What isolation feet under your amp with great result?

I'm looking for more cleaner, micro inner details. Not tone control or dynamic.
Amp is 82-lb. TIA

Mitch, who signed your puck?

Hockey pucks consist of vulcanized rubber.  In the audiophile world, rubber is not generally known for being a desirable footer material.  The vulcanizing process results in a rubber material with increased rigidity and durability, as well as other changes in the mechanical and electrical properties.  Many here report using hockey puck footers under their gear and speakers. Therefore, does the vulcanizing process result in a rubber material that has damping and support properties which are better than those of unvulcanized rubber footers?   

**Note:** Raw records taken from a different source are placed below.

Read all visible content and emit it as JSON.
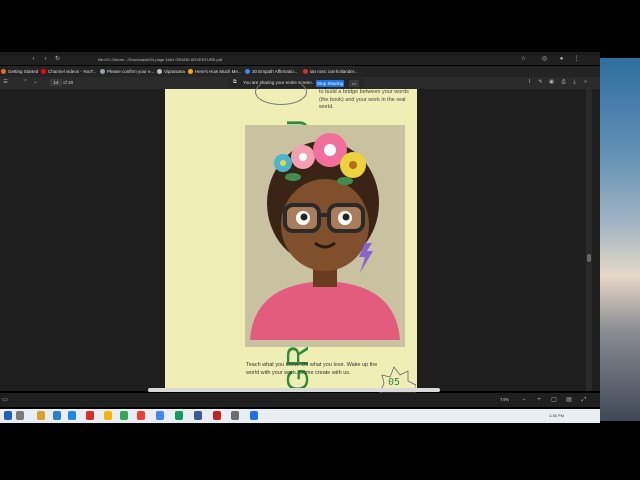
{
  "browser": {
    "address": "file:///C:/Users/.../Downloads/04-page 1##1 GRAND ADVENTURE.pdf",
    "bookmarks": [
      {
        "label": "Getting Started",
        "color": "#e8710a"
      },
      {
        "label": "Channel videos - YouT...",
        "color": "#ff0000"
      },
      {
        "label": "Please confirm your e...",
        "color": "#9aa0a6"
      },
      {
        "label": "Vipassana",
        "color": "#bdbdbd"
      },
      {
        "label": "Here's How Much Me...",
        "color": "#f9ab00"
      },
      {
        "label": "30 Empath Affirmatio...",
        "color": "#4285f4"
      },
      {
        "label": "ian ross: ianrhollander...",
        "color": "#d93025"
      }
    ]
  },
  "pdf_toolbar": {
    "page_current": "14",
    "page_total": "of 28",
    "share_message": "You are sharing your entire screen.",
    "stop_sharing": "Stop Sharing",
    "hide": "Hide"
  },
  "pdf_page": {
    "vertical_title": "GRAND ADVENTU",
    "top_copy": "to build a bridge between your words (the book) and your work in the real world.",
    "footer_copy": "Teach what you know. Do what you love. Wake up the world with your work. Come create with us.",
    "page_number": "05"
  },
  "status": {
    "zoom": "74%"
  },
  "taskbar": {
    "clock": "1:36 PM"
  },
  "colors": {
    "accent_green": "#2e8a3e",
    "page_bg": "#efefb5",
    "stop_blue": "#1a73e8"
  }
}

I have no clue of the chemical or mfg processing properties of a puck.  
All I can comment on is that I'd tried several other footers in the past. 
Someone here on this forum recommended pucks to me. 
I tried them and liked them.  I sold my previous audiophile footers.
OP, suggest you research the following:

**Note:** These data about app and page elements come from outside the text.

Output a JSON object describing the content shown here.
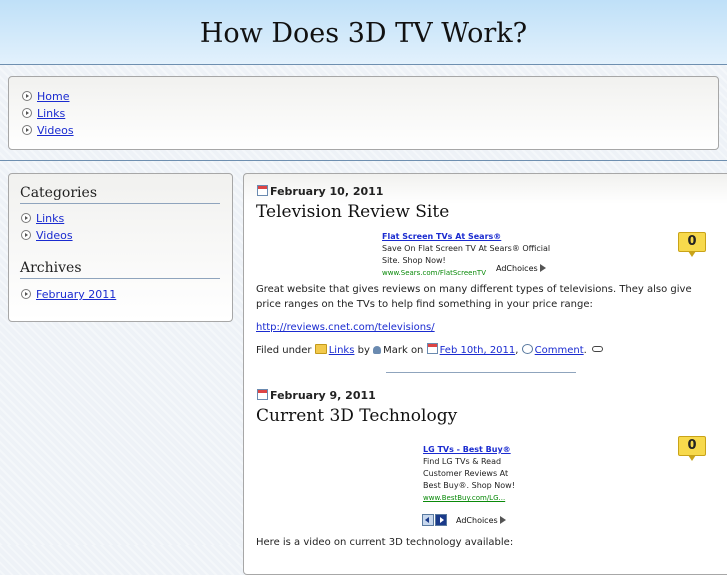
{
  "site": {
    "title": "How Does 3D TV Work?"
  },
  "nav": {
    "items": [
      "Home",
      "Links",
      "Videos"
    ]
  },
  "sidebar": {
    "categories_heading": "Categories",
    "categories": [
      "Links",
      "Videos"
    ],
    "archives_heading": "Archives",
    "archives": [
      "February 2011"
    ]
  },
  "posts": [
    {
      "date": "February 10, 2011",
      "title": "Television Review Site",
      "comment_count": "0",
      "ad": {
        "title": "Flat Screen TVs At Sears®",
        "line1": "Save On Flat Screen TV At Sears® Official",
        "line2": "Site. Shop Now!",
        "url": "www.Sears.com/FlatScreenTV",
        "adchoices": "AdChoices"
      },
      "body": "Great website that gives reviews on many different types of televisions. They also give price ranges on the TVs to help find something in your price range:",
      "link": "http://reviews.cnet.com/televisions/",
      "meta": {
        "filed_under": "Filed under",
        "category": "Links",
        "by": "by",
        "author": "Mark",
        "on": "on",
        "date_link": "Feb 10th, 2011",
        "comma": ",",
        "comment": "Comment",
        "dot": "."
      }
    },
    {
      "date": "February 9, 2011",
      "title": "Current 3D Technology",
      "comment_count": "0",
      "ad": {
        "title": "LG TVs - Best Buy®",
        "line1": "Find LG TVs & Read",
        "line2": "Customer Reviews At",
        "line3": "Best Buy®. Shop Now!",
        "url": "www.BestBuy.com/LG...",
        "adchoices": "AdChoices"
      },
      "body": "Here is a video on current 3D technology available:"
    }
  ]
}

Barry Diament 
Ingress Engineering 
Machina Dynamica

For a diy solution read Barry Diament, buy Ingress cup/rollers combine with a slate or granite platform and a spring like Machina Dynamica or inner tube.

Other makes are ready made solutions that work.

Avoid rubber.

The vulcanized rubber hockey pucks are way harder than typical rubber footers.  Anyone else have a clue as to their damping abilities vs. other typical options discussed here? 
I would be interested in trying them under my 70-pound amplifiers, which sit on SRA platforms.  The SRA guys said it doesn't matter which footers I use when using their platforms while the amp designer strongly suggested Stillpoints so the amps are currently on Stillpoint footers over SRA platforms.  I have no sonic issues but it seems I could use the Stillpoints under some of my more sensitive front-end gear if their use under the amplifiers is redundent.
The Machina Dynamica springs mentioned above are also interesting to me and while elegant from an engineering perspective, not so much visually.  I believe these are valve springs for small engines.  The trick is finding the right spring for the weight being supported.